Verbatim output of the lines below is required, with the images omitted.

> [MATERIALS PROVIDED]
Content starts
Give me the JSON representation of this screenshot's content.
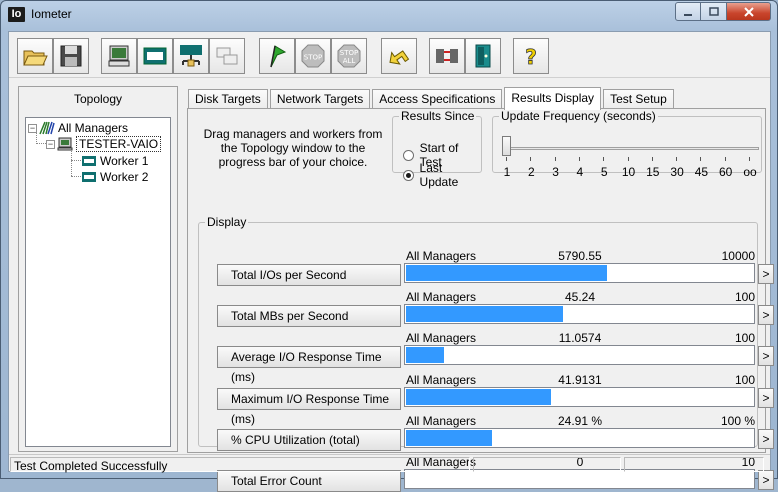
{
  "window": {
    "title": "Iometer",
    "app_icon_text": "Io"
  },
  "toolbar": {
    "buttons": [
      {
        "name": "open-icon"
      },
      {
        "name": "save-icon"
      },
      {
        "name": "new-manager-icon"
      },
      {
        "name": "new-disk-worker-icon"
      },
      {
        "name": "new-network-worker-icon"
      },
      {
        "name": "copy-worker-icon"
      },
      {
        "name": "start-flag-icon"
      },
      {
        "name": "stop-icon",
        "label": "STOP"
      },
      {
        "name": "stop-all-icon",
        "label": "STOP",
        "label2": "ALL"
      },
      {
        "name": "reset-workers-icon"
      },
      {
        "name": "exit-icon"
      },
      {
        "name": "about-icon",
        "label": "?"
      }
    ]
  },
  "topology": {
    "title": "Topology",
    "root": "All Managers",
    "manager": "TESTER-VAIO",
    "workers": [
      "Worker 1",
      "Worker 2"
    ]
  },
  "tabs": [
    {
      "label": "Disk Targets"
    },
    {
      "label": "Network Targets"
    },
    {
      "label": "Access Specifications"
    },
    {
      "label": "Results Display",
      "active": true
    },
    {
      "label": "Test Setup"
    }
  ],
  "results": {
    "instructions": "Drag managers and workers from the Topology window to the progress bar of your choice.",
    "results_since": {
      "legend": "Results Since",
      "options": [
        "Start of Test",
        "Last Update"
      ],
      "selected": "Last Update"
    },
    "update_frequency": {
      "legend": "Update Frequency (seconds)",
      "ticks": [
        "1",
        "2",
        "3",
        "4",
        "5",
        "10",
        "15",
        "30",
        "45",
        "60",
        "oo"
      ],
      "selected": "1"
    },
    "display_legend": "Display",
    "metrics": [
      {
        "label": "Total I/Os per Second",
        "manager": "All Managers",
        "value": "5790.55",
        "max": "10000",
        "fraction": 0.579
      },
      {
        "label": "Total MBs per Second",
        "manager": "All Managers",
        "value": "45.24",
        "max": "100",
        "fraction": 0.4524
      },
      {
        "label": "Average I/O Response Time (ms)",
        "manager": "All Managers",
        "value": "11.0574",
        "max": "100",
        "fraction": 0.1106
      },
      {
        "label": "Maximum I/O Response Time (ms)",
        "manager": "All Managers",
        "value": "41.9131",
        "max": "100",
        "fraction": 0.4191
      },
      {
        "label": "% CPU Utilization (total)",
        "manager": "All Managers",
        "value": "24.91 %",
        "max": "100 %",
        "fraction": 0.2491
      },
      {
        "label": "Total Error Count",
        "manager": "All Managers",
        "value": "0",
        "max": "10",
        "fraction": 0
      }
    ],
    "arrow_label": ">"
  },
  "status": {
    "text": "Test Completed Successfully"
  },
  "colors": {
    "meter_fill": "#3399ff"
  }
}
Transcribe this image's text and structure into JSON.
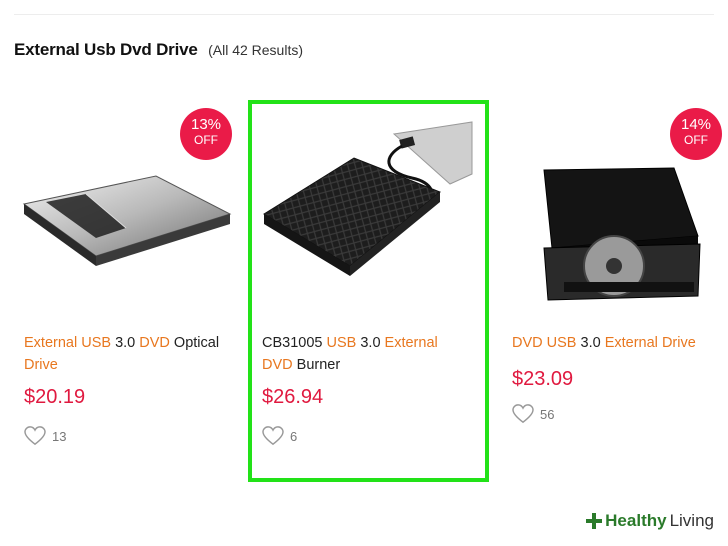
{
  "header": {
    "title": "External Usb Dvd Drive",
    "count": "(All 42 Results)"
  },
  "products": [
    {
      "discount": "13%",
      "discount_suffix": "OFF",
      "title_parts": [
        {
          "text": "External",
          "kw": true
        },
        {
          "text": " ",
          "kw": false
        },
        {
          "text": "USB",
          "kw": true
        },
        {
          "text": " 3.0 ",
          "kw": false
        },
        {
          "text": "DVD",
          "kw": true
        },
        {
          "text": " Optical ",
          "kw": false
        },
        {
          "text": "Drive",
          "kw": true
        }
      ],
      "price": "$20.19",
      "likes": "13"
    },
    {
      "title_parts": [
        {
          "text": "CB31005 ",
          "kw": false
        },
        {
          "text": "USB",
          "kw": true
        },
        {
          "text": " 3.0 ",
          "kw": false
        },
        {
          "text": "External",
          "kw": true
        },
        {
          "text": " ",
          "kw": false
        },
        {
          "text": "DVD",
          "kw": true
        },
        {
          "text": " Burner",
          "kw": false
        }
      ],
      "price": "$26.94",
      "likes": "6"
    },
    {
      "discount": "14%",
      "discount_suffix": "OFF",
      "title_parts": [
        {
          "text": "DVD",
          "kw": true
        },
        {
          "text": " ",
          "kw": false
        },
        {
          "text": "USB",
          "kw": true
        },
        {
          "text": " 3.0 ",
          "kw": false
        },
        {
          "text": "External",
          "kw": true
        },
        {
          "text": " ",
          "kw": false
        },
        {
          "text": "Drive",
          "kw": true
        }
      ],
      "price": "$23.09",
      "likes": "56"
    }
  ],
  "colors": {
    "accent_price": "#e0193f",
    "keyword": "#e8771f",
    "badge": "#ea1b48",
    "highlight": "#22e218"
  },
  "watermark": {
    "brand": "Healthy",
    "suffix": "Living"
  }
}
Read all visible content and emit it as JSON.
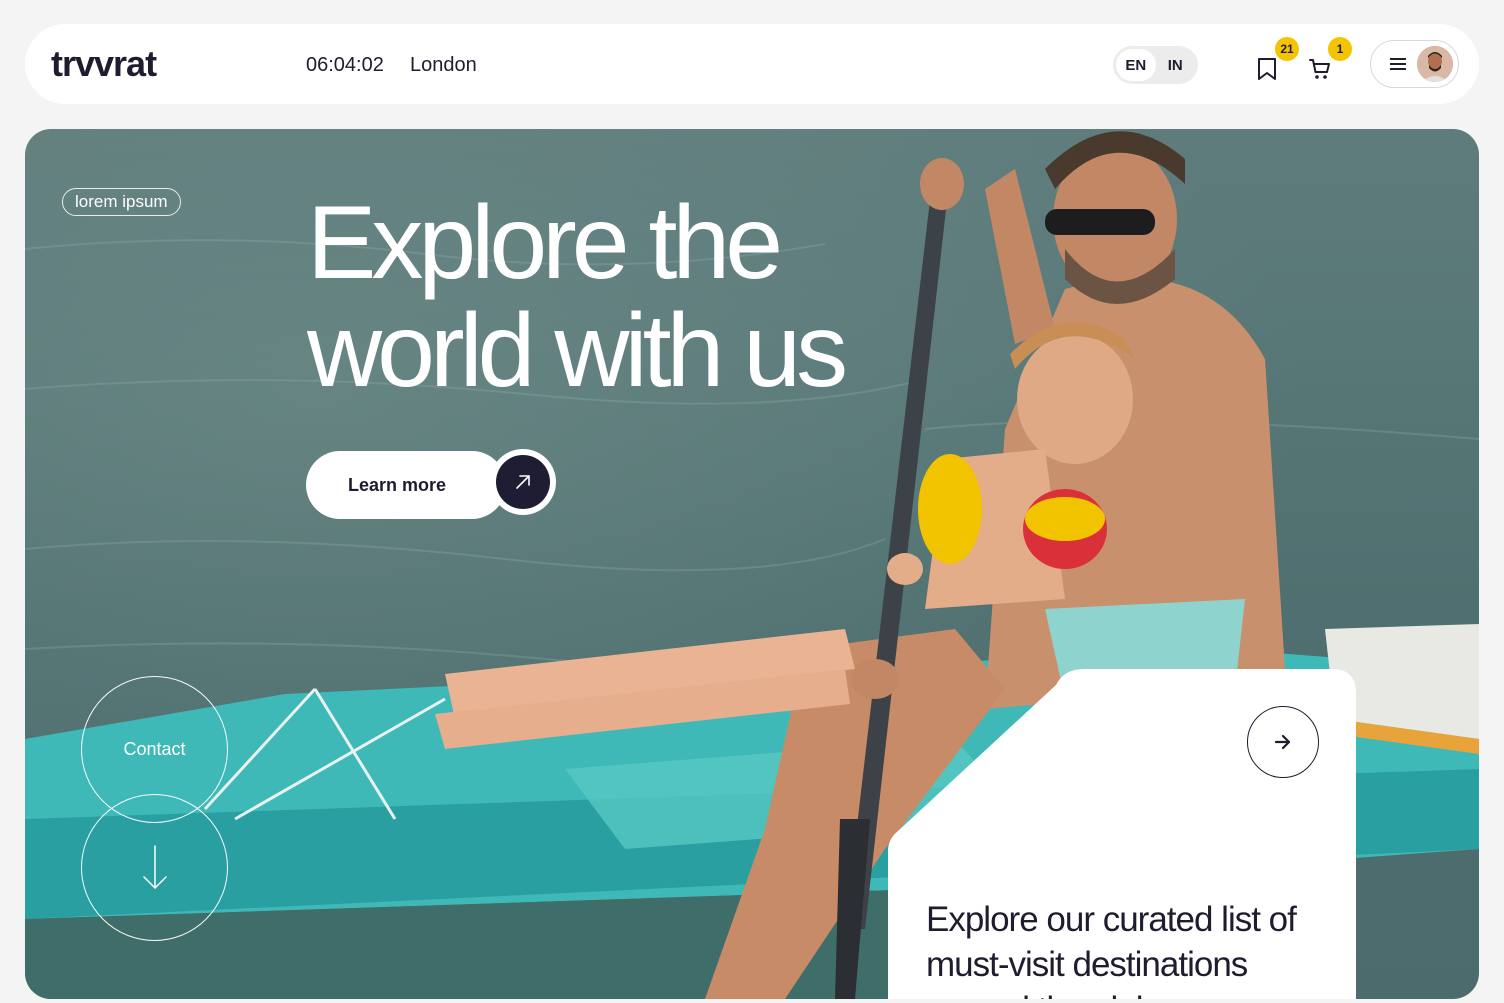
{
  "header": {
    "logo": "trvvrat",
    "time": "06:04:02",
    "city": "London",
    "languages": [
      {
        "code": "EN",
        "active": true
      },
      {
        "code": "IN",
        "active": false
      }
    ],
    "saved_count": "21",
    "cart_count": "1",
    "icons": {
      "saved": "bookmark-icon",
      "cart": "cart-icon",
      "menu": "menu-icon"
    },
    "badge_color": "#f5c400"
  },
  "hero": {
    "tag": "lorem ipsum",
    "headline": "Explore the world with us",
    "cta_label": "Learn more",
    "contact_label": "Contact",
    "card_text": "Explore our curated list of must-visit destinations around the globe"
  },
  "colors": {
    "dark": "#1e1c2e",
    "accent_badge": "#f5c400",
    "background": "#f4f4f4"
  }
}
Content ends
> [SOLUTION TO THIS EXERCISE]
Give me the JSON representation of this screenshot's content.
{
  "window": {
    "title": "Iometer",
    "app_icon_text": "Io"
  },
  "toolbar": {
    "buttons": [
      {
        "name": "open-icon"
      },
      {
        "name": "save-icon"
      },
      {
        "name": "new-manager-icon"
      },
      {
        "name": "new-disk-worker-icon"
      },
      {
        "name": "new-network-worker-icon"
      },
      {
        "name": "copy-worker-icon"
      },
      {
        "name": "start-flag-icon"
      },
      {
        "name": "stop-icon",
        "label": "STOP"
      },
      {
        "name": "stop-all-icon",
        "label": "STOP",
        "label2": "ALL"
      },
      {
        "name": "reset-workers-icon"
      },
      {
        "name": "exit-icon"
      },
      {
        "name": "about-icon",
        "label": "?"
      }
    ]
  },
  "topology": {
    "title": "Topology",
    "root": "All Managers",
    "manager": "TESTER-VAIO",
    "workers": [
      "Worker 1",
      "Worker 2"
    ]
  },
  "tabs": [
    {
      "label": "Disk Targets"
    },
    {
      "label": "Network Targets"
    },
    {
      "label": "Access Specifications"
    },
    {
      "label": "Results Display",
      "active": true
    },
    {
      "label": "Test Setup"
    }
  ],
  "results": {
    "instructions": "Drag managers and workers from the Topology window to the progress bar of your choice.",
    "results_since": {
      "legend": "Results Since",
      "options": [
        "Start of Test",
        "Last Update"
      ],
      "selected": "Last Update"
    },
    "update_frequency": {
      "legend": "Update Frequency (seconds)",
      "ticks": [
        "1",
        "2",
        "3",
        "4",
        "5",
        "10",
        "15",
        "30",
        "45",
        "60",
        "oo"
      ],
      "selected": "1"
    },
    "display_legend": "Display",
    "metrics": [
      {
        "label": "Total I/Os per Second",
        "manager": "All Managers",
        "value": "5790.55",
        "max": "10000",
        "fraction": 0.579
      },
      {
        "label": "Total MBs per Second",
        "manager": "All Managers",
        "value": "45.24",
        "max": "100",
        "fraction": 0.4524
      },
      {
        "label": "Average I/O Response Time (ms)",
        "manager": "All Managers",
        "value": "11.0574",
        "max": "100",
        "fraction": 0.1106
      },
      {
        "label": "Maximum I/O Response Time (ms)",
        "manager": "All Managers",
        "value": "41.9131",
        "max": "100",
        "fraction": 0.4191
      },
      {
        "label": "% CPU Utilization (total)",
        "manager": "All Managers",
        "value": "24.91 %",
        "max": "100 %",
        "fraction": 0.2491
      },
      {
        "label": "Total Error Count",
        "manager": "All Managers",
        "value": "0",
        "max": "10",
        "fraction": 0
      }
    ],
    "arrow_label": ">"
  },
  "status": {
    "text": "Test Completed Successfully"
  },
  "colors": {
    "meter_fill": "#3399ff"
  }
}
Transcribe this image's text and structure into JSON.
{
  "header": {
    "title": "External Usb Dvd Drive",
    "count": "(All 42 Results)"
  },
  "products": [
    {
      "discount": "13%",
      "discount_suffix": "OFF",
      "title_parts": [
        {
          "text": "External",
          "kw": true
        },
        {
          "text": " ",
          "kw": false
        },
        {
          "text": "USB",
          "kw": true
        },
        {
          "text": " 3.0 ",
          "kw": false
        },
        {
          "text": "DVD",
          "kw": true
        },
        {
          "text": " Optical ",
          "kw": false
        },
        {
          "text": "Drive",
          "kw": true
        }
      ],
      "price": "$20.19",
      "likes": "13"
    },
    {
      "title_parts": [
        {
          "text": "CB31005 ",
          "kw": false
        },
        {
          "text": "USB",
          "kw": true
        },
        {
          "text": " 3.0 ",
          "kw": false
        },
        {
          "text": "External",
          "kw": true
        },
        {
          "text": " ",
          "kw": false
        },
        {
          "text": "DVD",
          "kw": true
        },
        {
          "text": " Burner",
          "kw": false
        }
      ],
      "price": "$26.94",
      "likes": "6"
    },
    {
      "discount": "14%",
      "discount_suffix": "OFF",
      "title_parts": [
        {
          "text": "DVD",
          "kw": true
        },
        {
          "text": " ",
          "kw": false
        },
        {
          "text": "USB",
          "kw": true
        },
        {
          "text": " 3.0 ",
          "kw": false
        },
        {
          "text": "External",
          "kw": true
        },
        {
          "text": " ",
          "kw": false
        },
        {
          "text": "Drive",
          "kw": true
        }
      ],
      "price": "$23.09",
      "likes": "56"
    }
  ],
  "colors": {
    "accent_price": "#e0193f",
    "keyword": "#e8771f",
    "badge": "#ea1b48",
    "highlight": "#22e218"
  },
  "watermark": {
    "brand": "Healthy",
    "suffix": "Living"
  }
}
Read all visible content and emit it as JSON.
{
  "header": {
    "logo": "trvvrat",
    "time": "06:04:02",
    "city": "London",
    "languages": [
      {
        "code": "EN",
        "active": true
      },
      {
        "code": "IN",
        "active": false
      }
    ],
    "saved_count": "21",
    "cart_count": "1",
    "icons": {
      "saved": "bookmark-icon",
      "cart": "cart-icon",
      "menu": "menu-icon"
    },
    "badge_color": "#f5c400"
  },
  "hero": {
    "tag": "lorem ipsum",
    "headline": "Explore the world with us",
    "cta_label": "Learn more",
    "contact_label": "Contact",
    "card_text": "Explore our curated list of must-visit destinations around the globe"
  },
  "colors": {
    "dark": "#1e1c2e",
    "accent_badge": "#f5c400",
    "background": "#f4f4f4"
  }
}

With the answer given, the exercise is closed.